4. “Agape Love”: also known as The Love of Humanity

Agape love is known as the most selfless type of love, which is spoken about in most religious texts like the Bible. It is described as being self-sacrificing and altruistic love. This is the type of love that endures which is extended to all and not dependent on a pre-existing relationship. Ask yourself, how empathetic are you towards strangers? Are you wiling to be a blessing to someone whom is incapable of returning the equivalent?

Love is patient, Love is kind…

1 Corinthians 13:4-7

5. “Ludus Love”: also known as Flirting, Playful, Affection

This is the type of Love that the Greeks referred to, for the affection between young lovers and also children. Dependant on your personality is dependent on how you exhibit this type of love. As an adult you may feel that society may frown upon exhibiting this type of frivolity, and to some you may not care about the opinions of others. One description that I like about myself is “I’m an old soul but young at heart”. Meaning that on occasion, I choose to take an absence of leave from adulthood (that is well needed) and have a carefree attitude about life, which can appear quite childlike. We all needed a bit of playful love in our lives, go on take that step, be bold, dance with a stranger, or kiss the one you love in the pouring rain. Ludus lovers are known to become addicted to the excitement of forming new relationships, which doesn’t always make the pursuit of finding love that lasts very achievable.
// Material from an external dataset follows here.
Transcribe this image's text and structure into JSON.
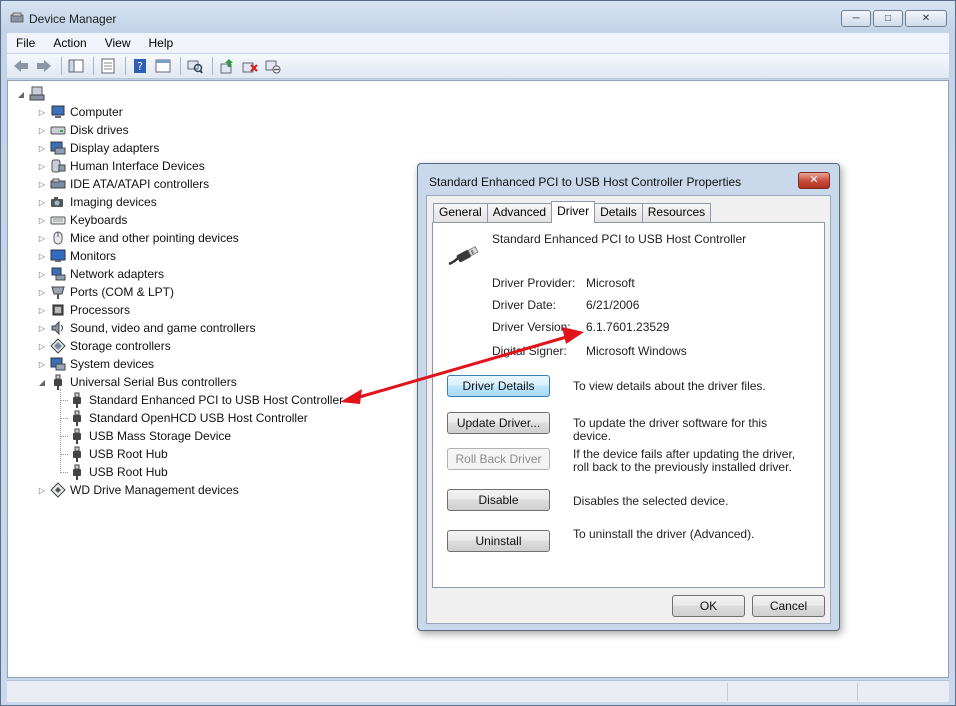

6. “Pragma Love”: also know as Love which endures, Longstanding Love

This is the type of love described when individuals recite their vows to one another on their wedding day. It is the type of love that endures through the storms of life. It is often expected that within marriage we will compromise in order to make the relationship work. For this to be achieved both husband and wife are required to grow in patience and tolerance of each other. Pragma love describes the type of love that surpasses the “in-love” feeling, this type of love is part of the secret to making your love last.
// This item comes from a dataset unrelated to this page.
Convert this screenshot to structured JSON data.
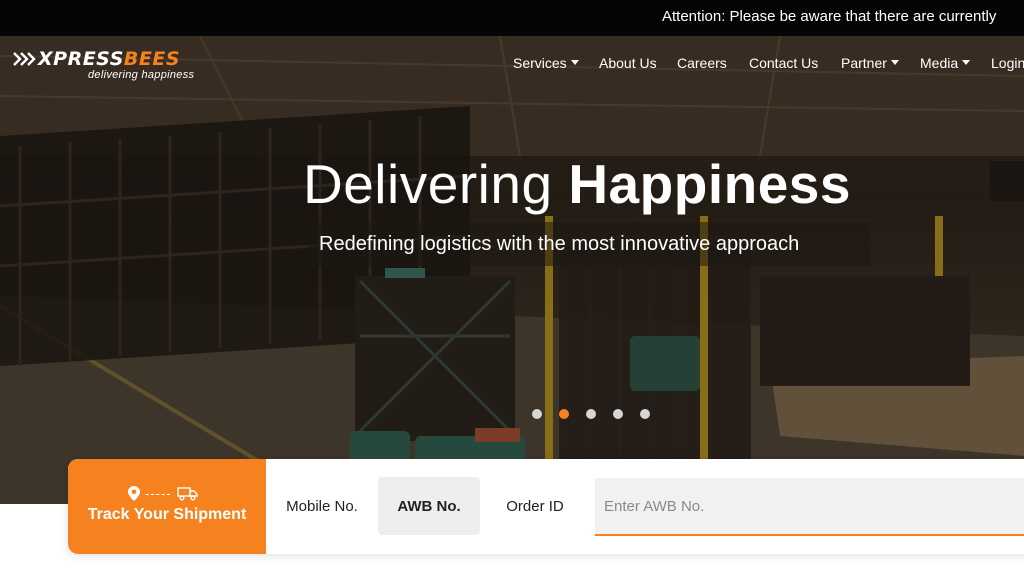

7. “Philautia Love”: also known as Self-Respect, Love of the self

Have you ever wondered how we are taught to love ourselves? In fact were we ever taught this? This type of love does not refer to narcissism but emphasises our ability to find joy whilst being true to ourselves. Love of the self allows us to grow our capacity to love (how big is your love tank?). Realistically, how can we truly love others, if our self love tank is empty. How do you give love out that you are unable to put in? Self- love is about feeling secure in ourselves so that we are able to give freely.

“All friendly feelings for others are an extension of a man’s feelings for himself” – Aristotle

This exploration of the meaning of love reminds us that it is unrealistic to place all our hopes on being loved on one individual commonly known as our “soul mate”. We must abandon this idea of finding the perfect mate who can meet all of our needs, it is too much to expect that from an individual who is naturally flawed. Our ability to feel loved should not be dependent on whether or not we have a partner, it first of all begins within.

Your Boyfriend, Bae, Husband, Children… cannot make you happy!

Are children not meant to feel loved, way before they are even able to comprehend their need for Eros Love? It is time to start introducing all the different types of love into your lives and relinquish the idea that Eros Love is going to solve all of life’s dilemmas. In my opinion, Agape Love should be the foundation of our love tank, as it is the essence of the absoluteness of love.

logo

Photo Credit: Ms Tomilola, I attended the Southbank Festival of Love, 2014. 

Advertisements

2 thoughts on “The Meaning of Love

Leave a Reply

Fill in your details below or click an icon to log in:

WordPress.com Logo

You are commenting using your WordPress.com account. Log Out / Change )

Twitter picture

You are commenting using your Twitter account. Log Out / Change )

Facebook photo

You are commenting using your Facebook account. Log Out / Change )

Google+ photo

You are commenting using your Google+ account. Log Out / Change )

Connecting to %s